Start of SUPPLIED DATA

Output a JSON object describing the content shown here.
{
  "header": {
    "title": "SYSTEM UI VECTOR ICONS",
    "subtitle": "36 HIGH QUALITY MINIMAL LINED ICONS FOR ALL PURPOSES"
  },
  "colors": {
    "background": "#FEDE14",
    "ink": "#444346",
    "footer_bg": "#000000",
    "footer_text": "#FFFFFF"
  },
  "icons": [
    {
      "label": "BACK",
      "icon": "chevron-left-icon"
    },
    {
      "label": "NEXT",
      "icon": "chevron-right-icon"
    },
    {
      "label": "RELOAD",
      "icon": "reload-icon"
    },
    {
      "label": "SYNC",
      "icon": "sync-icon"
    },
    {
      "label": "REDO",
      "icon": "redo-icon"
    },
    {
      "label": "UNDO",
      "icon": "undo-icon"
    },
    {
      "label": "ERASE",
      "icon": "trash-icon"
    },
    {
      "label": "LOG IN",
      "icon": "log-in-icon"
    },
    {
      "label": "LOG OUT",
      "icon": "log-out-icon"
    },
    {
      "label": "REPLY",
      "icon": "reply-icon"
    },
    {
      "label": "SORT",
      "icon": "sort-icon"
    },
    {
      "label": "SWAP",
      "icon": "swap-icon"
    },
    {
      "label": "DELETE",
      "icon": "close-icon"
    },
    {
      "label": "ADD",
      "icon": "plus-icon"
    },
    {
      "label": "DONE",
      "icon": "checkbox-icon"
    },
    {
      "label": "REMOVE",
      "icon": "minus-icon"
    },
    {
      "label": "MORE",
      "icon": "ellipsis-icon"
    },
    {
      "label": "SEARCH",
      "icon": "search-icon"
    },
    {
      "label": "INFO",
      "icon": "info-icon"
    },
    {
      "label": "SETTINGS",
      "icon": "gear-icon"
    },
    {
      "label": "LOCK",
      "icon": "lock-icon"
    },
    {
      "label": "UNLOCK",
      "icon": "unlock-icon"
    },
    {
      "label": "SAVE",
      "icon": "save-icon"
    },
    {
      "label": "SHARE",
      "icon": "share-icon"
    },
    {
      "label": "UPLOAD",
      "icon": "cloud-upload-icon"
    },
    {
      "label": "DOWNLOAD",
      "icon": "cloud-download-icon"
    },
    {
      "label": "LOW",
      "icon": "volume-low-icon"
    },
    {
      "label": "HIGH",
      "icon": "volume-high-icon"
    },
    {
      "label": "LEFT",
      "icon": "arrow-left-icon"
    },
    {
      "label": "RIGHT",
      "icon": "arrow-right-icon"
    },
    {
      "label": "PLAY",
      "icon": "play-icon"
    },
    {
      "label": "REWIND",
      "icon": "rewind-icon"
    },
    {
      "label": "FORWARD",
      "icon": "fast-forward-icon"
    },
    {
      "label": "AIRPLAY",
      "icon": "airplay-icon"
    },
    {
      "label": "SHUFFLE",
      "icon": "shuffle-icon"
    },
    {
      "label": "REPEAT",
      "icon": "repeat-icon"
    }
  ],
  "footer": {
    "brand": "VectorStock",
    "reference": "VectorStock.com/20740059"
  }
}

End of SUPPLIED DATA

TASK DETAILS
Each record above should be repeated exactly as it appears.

YOUR SOLUTION
Output a JSON object describing the content shown here.
{
  "header": {
    "title": "SYSTEM UI VECTOR ICONS",
    "subtitle": "36 HIGH QUALITY MINIMAL LINED ICONS FOR ALL PURPOSES"
  },
  "colors": {
    "background": "#FEDE14",
    "ink": "#444346",
    "footer_bg": "#000000",
    "footer_text": "#FFFFFF"
  },
  "icons": [
    {
      "label": "BACK",
      "icon": "chevron-left-icon"
    },
    {
      "label": "NEXT",
      "icon": "chevron-right-icon"
    },
    {
      "label": "RELOAD",
      "icon": "reload-icon"
    },
    {
      "label": "SYNC",
      "icon": "sync-icon"
    },
    {
      "label": "REDO",
      "icon": "redo-icon"
    },
    {
      "label": "UNDO",
      "icon": "undo-icon"
    },
    {
      "label": "ERASE",
      "icon": "trash-icon"
    },
    {
      "label": "LOG IN",
      "icon": "log-in-icon"
    },
    {
      "label": "LOG OUT",
      "icon": "log-out-icon"
    },
    {
      "label": "REPLY",
      "icon": "reply-icon"
    },
    {
      "label": "SORT",
      "icon": "sort-icon"
    },
    {
      "label": "SWAP",
      "icon": "swap-icon"
    },
    {
      "label": "DELETE",
      "icon": "close-icon"
    },
    {
      "label": "ADD",
      "icon": "plus-icon"
    },
    {
      "label": "DONE",
      "icon": "checkbox-icon"
    },
    {
      "label": "REMOVE",
      "icon": "minus-icon"
    },
    {
      "label": "MORE",
      "icon": "ellipsis-icon"
    },
    {
      "label": "SEARCH",
      "icon": "search-icon"
    },
    {
      "label": "INFO",
      "icon": "info-icon"
    },
    {
      "label": "SETTINGS",
      "icon": "gear-icon"
    },
    {
      "label": "LOCK",
      "icon": "lock-icon"
    },
    {
      "label": "UNLOCK",
      "icon": "unlock-icon"
    },
    {
      "label": "SAVE",
      "icon": "save-icon"
    },
    {
      "label": "SHARE",
      "icon": "share-icon"
    },
    {
      "label": "UPLOAD",
      "icon": "cloud-upload-icon"
    },
    {
      "label": "DOWNLOAD",
      "icon": "cloud-download-icon"
    },
    {
      "label": "LOW",
      "icon": "volume-low-icon"
    },
    {
      "label": "HIGH",
      "icon": "volume-high-icon"
    },
    {
      "label": "LEFT",
      "icon": "arrow-left-icon"
    },
    {
      "label": "RIGHT",
      "icon": "arrow-right-icon"
    },
    {
      "label": "PLAY",
      "icon": "play-icon"
    },
    {
      "label": "REWIND",
      "icon": "rewind-icon"
    },
    {
      "label": "FORWARD",
      "icon": "fast-forward-icon"
    },
    {
      "label": "AIRPLAY",
      "icon": "airplay-icon"
    },
    {
      "label": "SHUFFLE",
      "icon": "shuffle-icon"
    },
    {
      "label": "REPEAT",
      "icon": "repeat-icon"
    }
  ],
  "footer": {
    "brand": "VectorStock",
    "reference": "VectorStock.com/20740059"
  }
}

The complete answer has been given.